Goal of the exercise: Exactly as written, return all the data, leaving its pictures behind.

App and web page records
╭──

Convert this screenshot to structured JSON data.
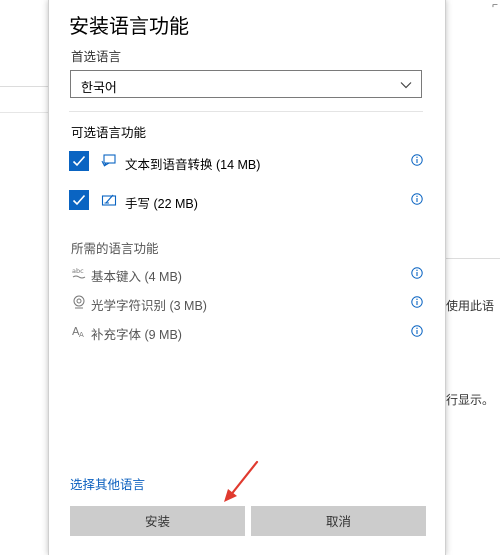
{
  "dialog": {
    "title": "安装语言功能",
    "preferred_label": "首选语言",
    "selected_language": "한국어",
    "optional_section": "可选语言功能",
    "optional_features": [
      {
        "label": "文本到语音转换 (14 MB)",
        "checked": true,
        "icon": "speech-icon"
      },
      {
        "label": "手写 (22 MB)",
        "checked": true,
        "icon": "handwriting-icon"
      }
    ],
    "required_section": "所需的语言功能",
    "required_features": [
      {
        "label": "基本键入 (4 MB)",
        "icon": "basic-typing-icon",
        "glyph": "abc"
      },
      {
        "label": "光学字符识别 (3 MB)",
        "icon": "ocr-icon",
        "glyph": ""
      },
      {
        "label": "补充字体 (9 MB)",
        "icon": "font-icon",
        "glyph": "A"
      }
    ],
    "other_language_link": "选择其他语言",
    "install_button": "安装",
    "cancel_button": "取消"
  },
  "background": {
    "text1": "使用此语",
    "text2": "行显示。"
  },
  "colors": {
    "accent": "#0a64c2",
    "link": "#0a5fbf",
    "button_bg": "#cccccc",
    "arrow": "#e03a2f"
  }
}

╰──

Solution to the problem:
Convert this screenshot to structured JSON data.
{
  "dialog": {
    "title": "安装语言功能",
    "preferred_label": "首选语言",
    "selected_language": "한국어",
    "optional_section": "可选语言功能",
    "optional_features": [
      {
        "label": "文本到语音转换 (14 MB)",
        "checked": true,
        "icon": "speech-icon"
      },
      {
        "label": "手写 (22 MB)",
        "checked": true,
        "icon": "handwriting-icon"
      }
    ],
    "required_section": "所需的语言功能",
    "required_features": [
      {
        "label": "基本键入 (4 MB)",
        "icon": "basic-typing-icon",
        "glyph": "abc"
      },
      {
        "label": "光学字符识别 (3 MB)",
        "icon": "ocr-icon",
        "glyph": ""
      },
      {
        "label": "补充字体 (9 MB)",
        "icon": "font-icon",
        "glyph": "A"
      }
    ],
    "other_language_link": "选择其他语言",
    "install_button": "安装",
    "cancel_button": "取消"
  },
  "background": {
    "text1": "使用此语",
    "text2": "行显示。"
  },
  "colors": {
    "accent": "#0a64c2",
    "link": "#0a5fbf",
    "button_bg": "#cccccc",
    "arrow": "#e03a2f"
  }
}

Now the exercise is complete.